		if (array == null || firstIndex < 0 || firstIndex > array.length
				|| secondIndex < 0 || secondIndex > array.length) {
			return;
		}
		int temp = array[firstIndex];
		array[firstIndex] = array[secondIndex];
		array[secondIndex] = temp;

	}
}

Here is the output of running above Selection Sort program:

Input Array: [5, 4, 7, 3, 3, 9, 0, 1, 2, 8, 6, -5]
Sorted Array: [-5, 0, 1, 2, 3, 3, 4, 5, 6, 7, 8, 9]

Quick Sort Implementation In Java – Working Sample Code Example

Quick Sort is a sorting technique which uses Divide and Conquer mechanism to do the sorting.
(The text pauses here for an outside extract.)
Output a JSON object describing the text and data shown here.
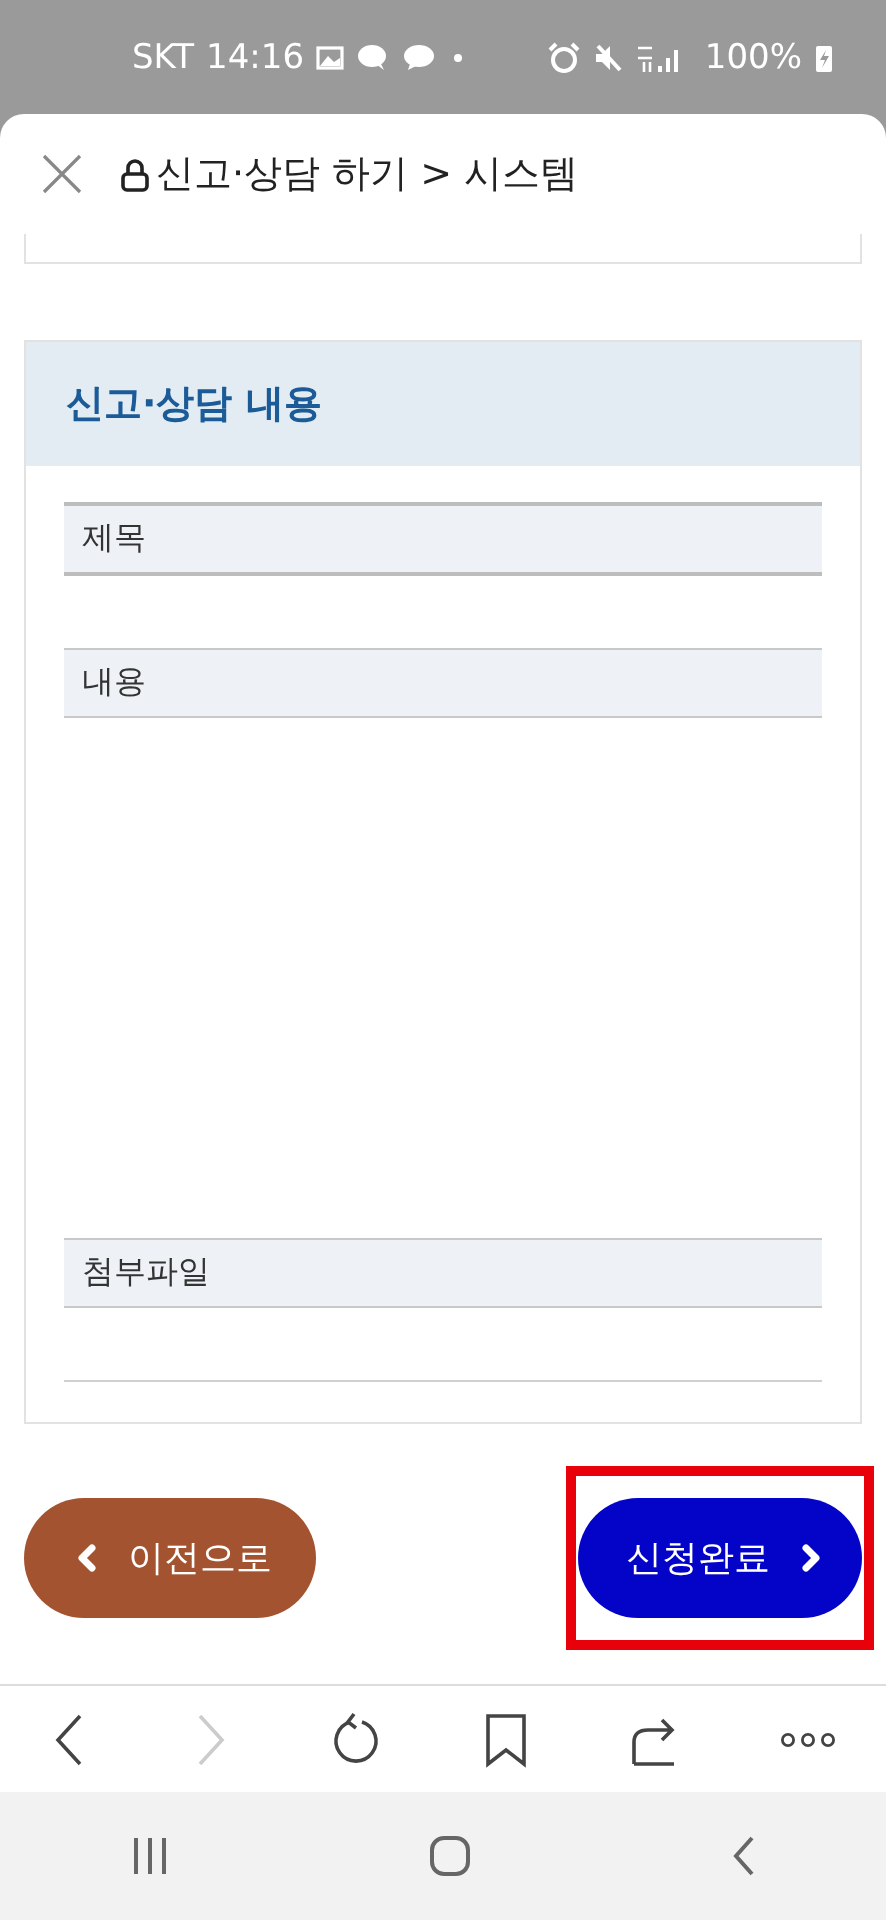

The algorithm for Quick Sort which is also sometimes known with it’s alternative name of “Partition Exchange Sort” is given below:

Quick Sort Algorithm:

  1. Pick an element from the list as Pivot, usually the middle one.
  2. Re-arrange elements with elements smaller than pivot on one side and greater that pivot on the other side.
  3. Recursively apply this to the smaller partition and larger partitions separately.

Algorithm Complexity:

  • Best Case: nlogn
  • Worst Case: n^2
  • Average Case: nlogn

Java Implementation:

package com.icodejava.blog.datastructure;

import java.util.Arrays;

/**
 * @author Kushal Paudyal
 * www.icodejava.com
 * Created On -  Feb 24, 2014
 * Last Modified On - Feb 24, 2014
 */
public class QuickSort {

	public static void main(String args[]) {
		int[] items = { 0, 5, -1, 2, 3, 9, 7, 12, 5, 4 };
		sort(items);
	}

	public static void sort(int[] items) {
		if (items == null || items.length <= 0) {
			return;
		}

		System.out.println("Input Array: " + Arrays.toString(items));
		quickSort(items, 0, items.length - 1);
		System.out.println("Sorted Array: " + Arrays.toString(items));

	}
	
	/**
	 * Recursively apply quickSort - one for partition smaller than pivot -
	 * another for partition bigger than pivot
	 */
	public static void quickSort(int items[], int start, int end) {
		if (start >= end) {
			return;
		}

		int pivot = partition(items, start, end);

		if (start < pivot - 1) {
			quickSort(items, start, pivot - 1);
		}

		if (end > pivot) {

			quickSort(items, pivot, end);
		}

		
	}

	/**
	 * Reorganizes the given list so all elements less than the first are before
	 * it and all greater elements are after it.
	 */
	private static int partition(int[] items, int start, int end) {

		int pivot = items[(start + end) / 2];
		while (start <= end) {
			while (items[start] < pivot) {
				start++;
			}
			while (items[end] > pivot) {
				end--;
			}

			if (start <= end) {
				swap(items, start, end);
				start++;
				end--;
			}
		}
		return start;

	}



	/**
	 * Swaps data from an array. 
	 */
	private static void swap(int[] array, int firstIndex, int secondIndex) {
		if (array == null || firstIndex < 0 || firstIndex > array.length
				|| secondIndex < 0 || secondIndex > array.length) {
			return;
		}
		int temp = array[firstIndex];
		array[firstIndex] = array[secondIndex];
		array[secondIndex] = temp;

	}

}

The output of running above program is:

Input Array: [0, 5, -1, 2, 3, 9, 7, 12, 5, 4]
Sorted Array: [-1, 0, 2, 3, 4, 5, 5, 7, 9, 12]